Dataset records

● ● ● ●

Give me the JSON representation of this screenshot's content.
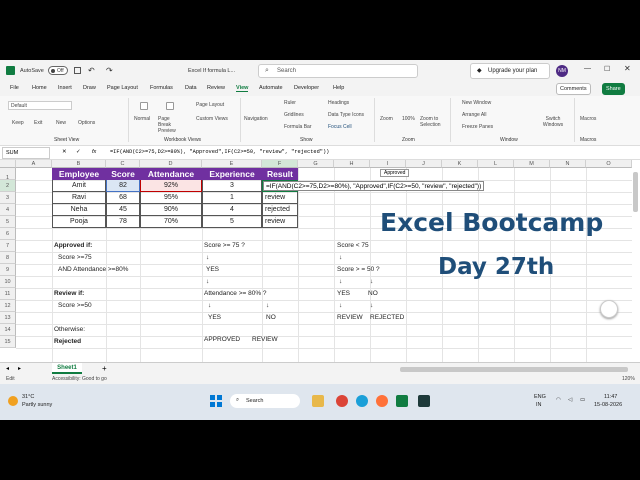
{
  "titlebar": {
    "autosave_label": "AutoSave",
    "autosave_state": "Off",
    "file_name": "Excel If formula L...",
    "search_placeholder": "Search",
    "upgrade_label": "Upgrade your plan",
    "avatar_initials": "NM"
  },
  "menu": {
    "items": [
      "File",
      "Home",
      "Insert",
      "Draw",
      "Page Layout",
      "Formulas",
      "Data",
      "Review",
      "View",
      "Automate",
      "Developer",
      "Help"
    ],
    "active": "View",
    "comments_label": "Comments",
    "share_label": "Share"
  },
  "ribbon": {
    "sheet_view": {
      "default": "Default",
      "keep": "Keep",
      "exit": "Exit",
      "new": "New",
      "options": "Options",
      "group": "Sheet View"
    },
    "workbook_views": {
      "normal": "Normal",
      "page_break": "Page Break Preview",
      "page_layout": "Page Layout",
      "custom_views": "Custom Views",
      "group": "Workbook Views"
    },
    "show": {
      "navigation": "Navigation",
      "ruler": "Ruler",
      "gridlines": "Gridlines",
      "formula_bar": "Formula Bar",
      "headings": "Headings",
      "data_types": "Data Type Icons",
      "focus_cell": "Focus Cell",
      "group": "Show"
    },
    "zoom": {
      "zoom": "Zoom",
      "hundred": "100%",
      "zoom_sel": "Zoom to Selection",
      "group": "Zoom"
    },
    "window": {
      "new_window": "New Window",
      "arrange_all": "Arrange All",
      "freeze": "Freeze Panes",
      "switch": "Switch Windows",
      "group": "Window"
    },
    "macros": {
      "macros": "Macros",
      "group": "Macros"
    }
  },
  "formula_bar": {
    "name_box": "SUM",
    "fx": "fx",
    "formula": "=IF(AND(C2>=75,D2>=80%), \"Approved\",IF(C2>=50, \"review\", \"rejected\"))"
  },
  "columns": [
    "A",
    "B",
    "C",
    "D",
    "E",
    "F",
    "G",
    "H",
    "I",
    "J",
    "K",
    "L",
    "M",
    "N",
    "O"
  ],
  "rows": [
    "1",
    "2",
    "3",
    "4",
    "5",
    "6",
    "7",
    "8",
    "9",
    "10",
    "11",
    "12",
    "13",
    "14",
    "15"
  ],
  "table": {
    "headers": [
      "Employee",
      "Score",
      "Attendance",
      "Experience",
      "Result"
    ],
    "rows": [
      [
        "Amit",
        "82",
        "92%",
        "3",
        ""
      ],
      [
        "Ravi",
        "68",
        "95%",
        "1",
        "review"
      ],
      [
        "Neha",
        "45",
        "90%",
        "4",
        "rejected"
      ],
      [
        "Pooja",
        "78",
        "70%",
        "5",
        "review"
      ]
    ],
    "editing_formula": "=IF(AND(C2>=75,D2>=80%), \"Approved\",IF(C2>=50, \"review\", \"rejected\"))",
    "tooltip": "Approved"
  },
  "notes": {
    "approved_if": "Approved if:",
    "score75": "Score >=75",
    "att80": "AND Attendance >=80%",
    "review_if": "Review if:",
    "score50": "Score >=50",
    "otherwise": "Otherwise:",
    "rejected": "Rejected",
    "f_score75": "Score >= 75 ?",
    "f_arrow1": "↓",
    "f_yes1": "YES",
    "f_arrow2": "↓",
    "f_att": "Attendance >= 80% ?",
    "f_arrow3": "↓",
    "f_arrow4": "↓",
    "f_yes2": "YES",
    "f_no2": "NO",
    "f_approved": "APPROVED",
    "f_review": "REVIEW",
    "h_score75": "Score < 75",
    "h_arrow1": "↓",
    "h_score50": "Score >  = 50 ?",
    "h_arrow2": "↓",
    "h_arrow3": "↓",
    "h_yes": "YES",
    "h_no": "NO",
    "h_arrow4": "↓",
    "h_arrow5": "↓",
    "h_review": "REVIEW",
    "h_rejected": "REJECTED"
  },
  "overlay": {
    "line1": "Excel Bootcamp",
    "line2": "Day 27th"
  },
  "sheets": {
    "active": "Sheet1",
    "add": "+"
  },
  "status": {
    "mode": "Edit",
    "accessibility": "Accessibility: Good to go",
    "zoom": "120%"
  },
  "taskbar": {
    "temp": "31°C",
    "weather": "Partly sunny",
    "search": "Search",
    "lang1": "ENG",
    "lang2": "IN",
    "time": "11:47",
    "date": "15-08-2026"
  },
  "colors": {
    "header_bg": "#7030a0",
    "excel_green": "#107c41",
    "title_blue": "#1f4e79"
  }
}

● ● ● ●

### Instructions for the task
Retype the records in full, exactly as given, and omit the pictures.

### Exercise response
Give me the JSON representation of this screenshot's content.
{
  "titlebar": {
    "autosave_label": "AutoSave",
    "autosave_state": "Off",
    "file_name": "Excel If formula L...",
    "search_placeholder": "Search",
    "upgrade_label": "Upgrade your plan",
    "avatar_initials": "NM"
  },
  "menu": {
    "items": [
      "File",
      "Home",
      "Insert",
      "Draw",
      "Page Layout",
      "Formulas",
      "Data",
      "Review",
      "View",
      "Automate",
      "Developer",
      "Help"
    ],
    "active": "View",
    "comments_label": "Comments",
    "share_label": "Share"
  },
  "ribbon": {
    "sheet_view": {
      "default": "Default",
      "keep": "Keep",
      "exit": "Exit",
      "new": "New",
      "options": "Options",
      "group": "Sheet View"
    },
    "workbook_views": {
      "normal": "Normal",
      "page_break": "Page Break Preview",
      "page_layout": "Page Layout",
      "custom_views": "Custom Views",
      "group": "Workbook Views"
    },
    "show": {
      "navigation": "Navigation",
      "ruler": "Ruler",
      "gridlines": "Gridlines",
      "formula_bar": "Formula Bar",
      "headings": "Headings",
      "data_types": "Data Type Icons",
      "focus_cell": "Focus Cell",
      "group": "Show"
    },
    "zoom": {
      "zoom": "Zoom",
      "hundred": "100%",
      "zoom_sel": "Zoom to Selection",
      "group": "Zoom"
    },
    "window": {
      "new_window": "New Window",
      "arrange_all": "Arrange All",
      "freeze": "Freeze Panes",
      "switch": "Switch Windows",
      "group": "Window"
    },
    "macros": {
      "macros": "Macros",
      "group": "Macros"
    }
  },
  "formula_bar": {
    "name_box": "SUM",
    "fx": "fx",
    "formula": "=IF(AND(C2>=75,D2>=80%), \"Approved\",IF(C2>=50, \"review\", \"rejected\"))"
  },
  "columns": [
    "A",
    "B",
    "C",
    "D",
    "E",
    "F",
    "G",
    "H",
    "I",
    "J",
    "K",
    "L",
    "M",
    "N",
    "O"
  ],
  "rows": [
    "1",
    "2",
    "3",
    "4",
    "5",
    "6",
    "7",
    "8",
    "9",
    "10",
    "11",
    "12",
    "13",
    "14",
    "15"
  ],
  "table": {
    "headers": [
      "Employee",
      "Score",
      "Attendance",
      "Experience",
      "Result"
    ],
    "rows": [
      [
        "Amit",
        "82",
        "92%",
        "3",
        ""
      ],
      [
        "Ravi",
        "68",
        "95%",
        "1",
        "review"
      ],
      [
        "Neha",
        "45",
        "90%",
        "4",
        "rejected"
      ],
      [
        "Pooja",
        "78",
        "70%",
        "5",
        "review"
      ]
    ],
    "editing_formula": "=IF(AND(C2>=75,D2>=80%), \"Approved\",IF(C2>=50, \"review\", \"rejected\"))",
    "tooltip": "Approved"
  },
  "notes": {
    "approved_if": "Approved if:",
    "score75": "Score >=75",
    "att80": "AND Attendance >=80%",
    "review_if": "Review if:",
    "score50": "Score >=50",
    "otherwise": "Otherwise:",
    "rejected": "Rejected",
    "f_score75": "Score >= 75 ?",
    "f_arrow1": "↓",
    "f_yes1": "YES",
    "f_arrow2": "↓",
    "f_att": "Attendance >= 80% ?",
    "f_arrow3": "↓",
    "f_arrow4": "↓",
    "f_yes2": "YES",
    "f_no2": "NO",
    "f_approved": "APPROVED",
    "f_review": "REVIEW",
    "h_score75": "Score < 75",
    "h_arrow1": "↓",
    "h_score50": "Score >  = 50 ?",
    "h_arrow2": "↓",
    "h_arrow3": "↓",
    "h_yes": "YES",
    "h_no": "NO",
    "h_arrow4": "↓",
    "h_arrow5": "↓",
    "h_review": "REVIEW",
    "h_rejected": "REJECTED"
  },
  "overlay": {
    "line1": "Excel Bootcamp",
    "line2": "Day 27th"
  },
  "sheets": {
    "active": "Sheet1",
    "add": "+"
  },
  "status": {
    "mode": "Edit",
    "accessibility": "Accessibility: Good to go",
    "zoom": "120%"
  },
  "taskbar": {
    "temp": "31°C",
    "weather": "Partly sunny",
    "search": "Search",
    "lang1": "ENG",
    "lang2": "IN",
    "time": "11:47",
    "date": "15-08-2026"
  },
  "colors": {
    "header_bg": "#7030a0",
    "excel_green": "#107c41",
    "title_blue": "#1f4e79"
  }
}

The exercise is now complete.